- Assignment:
Give back the whole listing exactly as written, leaving out each picture.

▼▼▼

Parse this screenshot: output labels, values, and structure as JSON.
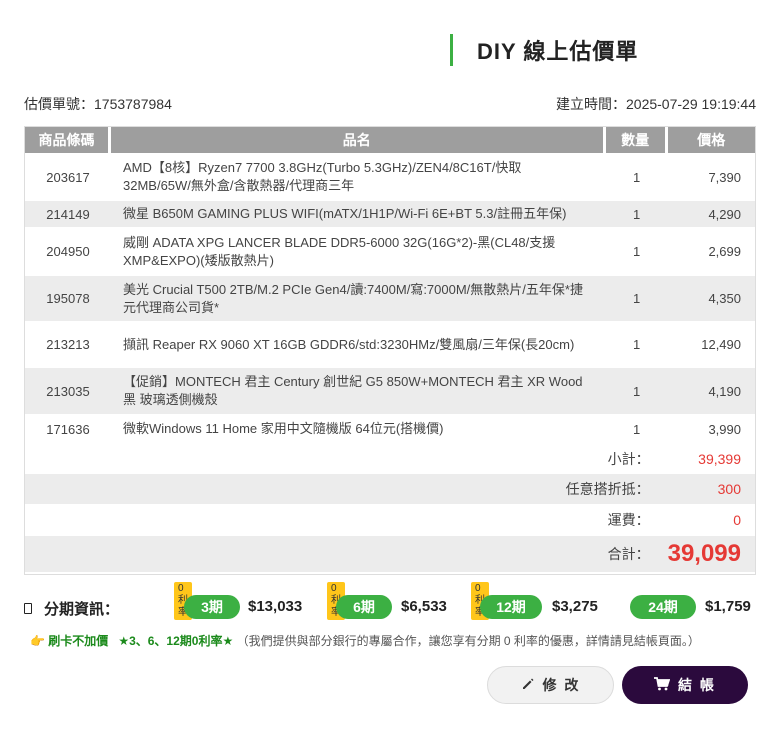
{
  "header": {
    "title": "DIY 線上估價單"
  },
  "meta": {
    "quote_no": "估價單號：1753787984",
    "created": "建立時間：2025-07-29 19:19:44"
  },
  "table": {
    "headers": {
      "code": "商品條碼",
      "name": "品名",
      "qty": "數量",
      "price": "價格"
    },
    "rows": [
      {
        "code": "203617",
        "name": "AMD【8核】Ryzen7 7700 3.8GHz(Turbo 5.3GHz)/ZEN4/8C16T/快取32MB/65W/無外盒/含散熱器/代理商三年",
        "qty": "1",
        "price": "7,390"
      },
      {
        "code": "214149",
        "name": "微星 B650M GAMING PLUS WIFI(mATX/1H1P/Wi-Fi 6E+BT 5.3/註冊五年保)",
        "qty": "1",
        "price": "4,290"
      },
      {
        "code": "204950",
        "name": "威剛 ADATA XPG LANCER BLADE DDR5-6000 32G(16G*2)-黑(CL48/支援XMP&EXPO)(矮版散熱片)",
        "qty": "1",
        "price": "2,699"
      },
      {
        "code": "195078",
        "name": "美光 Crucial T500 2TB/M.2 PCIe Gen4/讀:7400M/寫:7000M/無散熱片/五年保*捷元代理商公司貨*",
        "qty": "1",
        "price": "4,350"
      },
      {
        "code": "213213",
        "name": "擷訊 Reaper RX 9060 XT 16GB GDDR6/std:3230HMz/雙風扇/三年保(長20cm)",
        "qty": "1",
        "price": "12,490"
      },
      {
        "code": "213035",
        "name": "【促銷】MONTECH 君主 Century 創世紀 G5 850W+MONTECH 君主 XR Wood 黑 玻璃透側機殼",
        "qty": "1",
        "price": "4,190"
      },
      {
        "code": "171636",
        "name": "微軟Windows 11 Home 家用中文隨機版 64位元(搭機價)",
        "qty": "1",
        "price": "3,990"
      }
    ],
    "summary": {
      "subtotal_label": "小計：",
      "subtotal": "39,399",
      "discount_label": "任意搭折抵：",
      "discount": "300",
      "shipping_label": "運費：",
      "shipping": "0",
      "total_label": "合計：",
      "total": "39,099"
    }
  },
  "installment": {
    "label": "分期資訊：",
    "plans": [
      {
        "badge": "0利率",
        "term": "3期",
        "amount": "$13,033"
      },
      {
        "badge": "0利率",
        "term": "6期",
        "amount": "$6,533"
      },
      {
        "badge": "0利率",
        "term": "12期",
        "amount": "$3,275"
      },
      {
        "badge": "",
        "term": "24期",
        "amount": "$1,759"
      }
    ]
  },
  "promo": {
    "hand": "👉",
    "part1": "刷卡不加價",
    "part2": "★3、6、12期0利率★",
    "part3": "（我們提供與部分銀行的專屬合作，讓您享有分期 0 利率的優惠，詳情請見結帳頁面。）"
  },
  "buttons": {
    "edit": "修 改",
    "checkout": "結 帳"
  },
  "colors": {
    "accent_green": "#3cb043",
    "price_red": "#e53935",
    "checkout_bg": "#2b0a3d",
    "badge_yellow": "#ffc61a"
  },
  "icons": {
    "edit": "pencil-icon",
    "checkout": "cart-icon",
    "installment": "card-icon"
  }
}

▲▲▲

- Solution for this task:
Parse this screenshot: output labels, values, and structure as JSON.
{
  "header": {
    "title": "DIY 線上估價單"
  },
  "meta": {
    "quote_no": "估價單號：1753787984",
    "created": "建立時間：2025-07-29 19:19:44"
  },
  "table": {
    "headers": {
      "code": "商品條碼",
      "name": "品名",
      "qty": "數量",
      "price": "價格"
    },
    "rows": [
      {
        "code": "203617",
        "name": "AMD【8核】Ryzen7 7700 3.8GHz(Turbo 5.3GHz)/ZEN4/8C16T/快取32MB/65W/無外盒/含散熱器/代理商三年",
        "qty": "1",
        "price": "7,390"
      },
      {
        "code": "214149",
        "name": "微星 B650M GAMING PLUS WIFI(mATX/1H1P/Wi-Fi 6E+BT 5.3/註冊五年保)",
        "qty": "1",
        "price": "4,290"
      },
      {
        "code": "204950",
        "name": "威剛 ADATA XPG LANCER BLADE DDR5-6000 32G(16G*2)-黑(CL48/支援XMP&EXPO)(矮版散熱片)",
        "qty": "1",
        "price": "2,699"
      },
      {
        "code": "195078",
        "name": "美光 Crucial T500 2TB/M.2 PCIe Gen4/讀:7400M/寫:7000M/無散熱片/五年保*捷元代理商公司貨*",
        "qty": "1",
        "price": "4,350"
      },
      {
        "code": "213213",
        "name": "擷訊 Reaper RX 9060 XT 16GB GDDR6/std:3230HMz/雙風扇/三年保(長20cm)",
        "qty": "1",
        "price": "12,490"
      },
      {
        "code": "213035",
        "name": "【促銷】MONTECH 君主 Century 創世紀 G5 850W+MONTECH 君主 XR Wood 黑 玻璃透側機殼",
        "qty": "1",
        "price": "4,190"
      },
      {
        "code": "171636",
        "name": "微軟Windows 11 Home 家用中文隨機版 64位元(搭機價)",
        "qty": "1",
        "price": "3,990"
      }
    ],
    "summary": {
      "subtotal_label": "小計：",
      "subtotal": "39,399",
      "discount_label": "任意搭折抵：",
      "discount": "300",
      "shipping_label": "運費：",
      "shipping": "0",
      "total_label": "合計：",
      "total": "39,099"
    }
  },
  "installment": {
    "label": "分期資訊：",
    "plans": [
      {
        "badge": "0利率",
        "term": "3期",
        "amount": "$13,033"
      },
      {
        "badge": "0利率",
        "term": "6期",
        "amount": "$6,533"
      },
      {
        "badge": "0利率",
        "term": "12期",
        "amount": "$3,275"
      },
      {
        "badge": "",
        "term": "24期",
        "amount": "$1,759"
      }
    ]
  },
  "promo": {
    "hand": "👉",
    "part1": "刷卡不加價",
    "part2": "★3、6、12期0利率★",
    "part3": "（我們提供與部分銀行的專屬合作，讓您享有分期 0 利率的優惠，詳情請見結帳頁面。）"
  },
  "buttons": {
    "edit": "修 改",
    "checkout": "結 帳"
  },
  "colors": {
    "accent_green": "#3cb043",
    "price_red": "#e53935",
    "checkout_bg": "#2b0a3d",
    "badge_yellow": "#ffc61a"
  },
  "icons": {
    "edit": "pencil-icon",
    "checkout": "cart-icon",
    "installment": "card-icon"
  }
}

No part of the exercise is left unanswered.